If you file litigation, the Wake County Local Rules will apply to your case. The Local Rules require mandatory disclosure of assets and debts. The list of documents you and your spouse must share with each other is extensive. Even more so if either of you own a business.
If you’re curious what type of documents you will need to turn over, take a look at Rule 11.6 for ED disclosures, Rule 9.2 and 10.3 for spousal support disclosures and Rules 6.2 and 10.2 for child support disclosures. The Certification of Initial Disclosures for Equitable Distribution and Certification of Initial Disclosures for Support cases puts these documents in a checklist format for you.
Despite your spouse sending documents required by the Local Rules, your attorney may advise you to ask for additional information through discovery requests. Discovery is a term used to describe the process by which you can ask the other party to turn over specific evidence. You can send your spouse Requests for Production of Documents, Interrogatories and Request for Admissions and they must answer. Click here to learn more about the discovery process.
Legal Remedies for Non-Compliance

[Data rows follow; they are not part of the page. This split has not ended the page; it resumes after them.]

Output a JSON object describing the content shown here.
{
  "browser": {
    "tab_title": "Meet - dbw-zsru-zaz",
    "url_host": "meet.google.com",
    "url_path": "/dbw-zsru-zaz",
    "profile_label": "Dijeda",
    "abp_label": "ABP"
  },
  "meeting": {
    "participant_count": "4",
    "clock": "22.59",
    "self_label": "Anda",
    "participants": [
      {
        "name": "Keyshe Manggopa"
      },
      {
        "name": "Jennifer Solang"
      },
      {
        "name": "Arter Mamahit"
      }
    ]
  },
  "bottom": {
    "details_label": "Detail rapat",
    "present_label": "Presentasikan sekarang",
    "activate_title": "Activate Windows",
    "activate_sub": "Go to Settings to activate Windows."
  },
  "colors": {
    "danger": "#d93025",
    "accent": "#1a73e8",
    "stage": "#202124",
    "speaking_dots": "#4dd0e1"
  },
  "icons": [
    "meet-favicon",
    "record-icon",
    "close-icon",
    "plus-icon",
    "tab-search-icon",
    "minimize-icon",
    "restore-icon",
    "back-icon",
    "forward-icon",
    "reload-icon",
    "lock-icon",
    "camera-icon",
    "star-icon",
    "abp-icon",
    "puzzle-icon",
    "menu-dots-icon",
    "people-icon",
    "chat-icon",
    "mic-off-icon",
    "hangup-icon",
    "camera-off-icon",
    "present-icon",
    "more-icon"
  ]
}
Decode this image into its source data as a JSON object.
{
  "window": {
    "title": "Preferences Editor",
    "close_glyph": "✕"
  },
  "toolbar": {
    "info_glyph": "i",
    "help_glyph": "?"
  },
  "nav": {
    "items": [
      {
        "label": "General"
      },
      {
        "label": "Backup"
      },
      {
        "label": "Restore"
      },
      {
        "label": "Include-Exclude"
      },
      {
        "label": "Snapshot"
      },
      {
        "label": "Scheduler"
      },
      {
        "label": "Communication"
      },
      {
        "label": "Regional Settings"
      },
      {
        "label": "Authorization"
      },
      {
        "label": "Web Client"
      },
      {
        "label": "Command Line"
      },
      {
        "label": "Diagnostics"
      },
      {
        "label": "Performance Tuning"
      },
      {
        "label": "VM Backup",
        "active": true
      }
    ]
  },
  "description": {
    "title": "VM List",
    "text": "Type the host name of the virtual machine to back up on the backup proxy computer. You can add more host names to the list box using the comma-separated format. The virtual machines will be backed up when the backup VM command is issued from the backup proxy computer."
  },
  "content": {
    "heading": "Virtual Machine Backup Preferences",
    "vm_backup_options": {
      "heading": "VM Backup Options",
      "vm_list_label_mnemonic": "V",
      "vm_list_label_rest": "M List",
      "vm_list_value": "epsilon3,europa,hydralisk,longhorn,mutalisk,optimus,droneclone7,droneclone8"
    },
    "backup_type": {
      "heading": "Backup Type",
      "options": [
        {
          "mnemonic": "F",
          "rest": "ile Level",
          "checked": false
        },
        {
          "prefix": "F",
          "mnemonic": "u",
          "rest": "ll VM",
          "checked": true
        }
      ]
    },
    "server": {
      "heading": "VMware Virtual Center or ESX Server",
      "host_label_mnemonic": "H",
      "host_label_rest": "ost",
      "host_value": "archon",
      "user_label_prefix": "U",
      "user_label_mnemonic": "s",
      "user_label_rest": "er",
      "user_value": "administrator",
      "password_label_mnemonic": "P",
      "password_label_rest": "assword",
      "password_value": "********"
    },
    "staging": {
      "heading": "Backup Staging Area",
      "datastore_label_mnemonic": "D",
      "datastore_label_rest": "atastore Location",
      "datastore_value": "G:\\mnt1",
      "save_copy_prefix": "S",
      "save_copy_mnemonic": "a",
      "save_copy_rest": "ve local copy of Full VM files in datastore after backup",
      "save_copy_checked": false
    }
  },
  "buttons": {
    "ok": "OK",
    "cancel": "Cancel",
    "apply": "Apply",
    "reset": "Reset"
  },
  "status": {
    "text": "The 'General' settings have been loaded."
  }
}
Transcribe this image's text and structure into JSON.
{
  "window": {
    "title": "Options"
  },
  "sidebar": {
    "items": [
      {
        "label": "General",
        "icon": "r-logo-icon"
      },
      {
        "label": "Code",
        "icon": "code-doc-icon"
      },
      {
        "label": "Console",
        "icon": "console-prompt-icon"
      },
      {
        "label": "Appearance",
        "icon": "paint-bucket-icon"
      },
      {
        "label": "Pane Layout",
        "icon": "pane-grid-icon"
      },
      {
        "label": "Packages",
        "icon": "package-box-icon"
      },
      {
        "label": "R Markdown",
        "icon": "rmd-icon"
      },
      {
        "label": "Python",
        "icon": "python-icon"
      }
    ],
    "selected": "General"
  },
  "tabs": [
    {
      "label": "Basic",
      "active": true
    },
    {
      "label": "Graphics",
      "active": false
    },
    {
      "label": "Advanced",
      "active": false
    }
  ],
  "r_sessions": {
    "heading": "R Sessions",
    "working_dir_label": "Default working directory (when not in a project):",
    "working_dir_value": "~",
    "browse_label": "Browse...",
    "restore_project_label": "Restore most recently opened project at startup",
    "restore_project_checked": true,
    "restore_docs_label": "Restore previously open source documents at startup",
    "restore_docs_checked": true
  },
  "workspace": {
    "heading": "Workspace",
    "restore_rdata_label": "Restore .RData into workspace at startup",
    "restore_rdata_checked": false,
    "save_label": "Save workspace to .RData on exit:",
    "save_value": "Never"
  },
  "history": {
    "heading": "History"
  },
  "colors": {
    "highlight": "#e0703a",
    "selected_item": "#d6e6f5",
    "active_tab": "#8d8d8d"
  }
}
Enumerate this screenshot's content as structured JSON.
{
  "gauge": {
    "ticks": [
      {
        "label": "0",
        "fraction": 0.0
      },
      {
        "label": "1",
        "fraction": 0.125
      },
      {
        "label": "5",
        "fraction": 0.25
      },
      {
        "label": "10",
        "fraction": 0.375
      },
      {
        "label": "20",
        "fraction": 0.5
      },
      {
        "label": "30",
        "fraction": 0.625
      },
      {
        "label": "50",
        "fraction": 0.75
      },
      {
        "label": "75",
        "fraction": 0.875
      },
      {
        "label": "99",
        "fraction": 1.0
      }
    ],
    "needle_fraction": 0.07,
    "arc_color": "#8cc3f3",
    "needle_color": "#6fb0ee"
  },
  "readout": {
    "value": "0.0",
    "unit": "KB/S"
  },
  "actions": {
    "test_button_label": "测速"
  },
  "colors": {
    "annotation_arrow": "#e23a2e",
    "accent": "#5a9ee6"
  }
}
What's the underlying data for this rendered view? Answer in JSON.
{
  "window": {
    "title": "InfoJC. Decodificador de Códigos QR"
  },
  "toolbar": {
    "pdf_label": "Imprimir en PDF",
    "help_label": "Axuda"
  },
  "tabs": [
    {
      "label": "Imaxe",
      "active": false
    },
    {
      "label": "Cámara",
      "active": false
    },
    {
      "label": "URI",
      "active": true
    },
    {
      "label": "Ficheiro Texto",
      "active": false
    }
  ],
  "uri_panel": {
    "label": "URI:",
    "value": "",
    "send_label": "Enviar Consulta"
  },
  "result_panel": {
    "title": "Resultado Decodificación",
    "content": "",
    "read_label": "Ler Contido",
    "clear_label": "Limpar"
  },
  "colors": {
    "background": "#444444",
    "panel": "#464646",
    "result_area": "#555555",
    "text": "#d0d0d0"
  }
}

If your spouse is evasive with financial documents, you do have legal remedies. If your spouse does not provide documents as required by the Local Rules, you may file a motion to compel. The same is true if he or she fails to answer your discovery requests. You can ask that attorneys fees be taxed to your spouse for the prosecution of the motion. If the Judge enters an order to compel, the other party must follow it. If he or she does not, you may file a motion to hold your spouse in contempt of court and ask for attorneys fees in that motion as well.
If you believe your spouse is hiding assets, it’s very important to speak with a knowledgeable family law attorney to get the advice you need. Please contact our office as soon as possible to set up a consultation.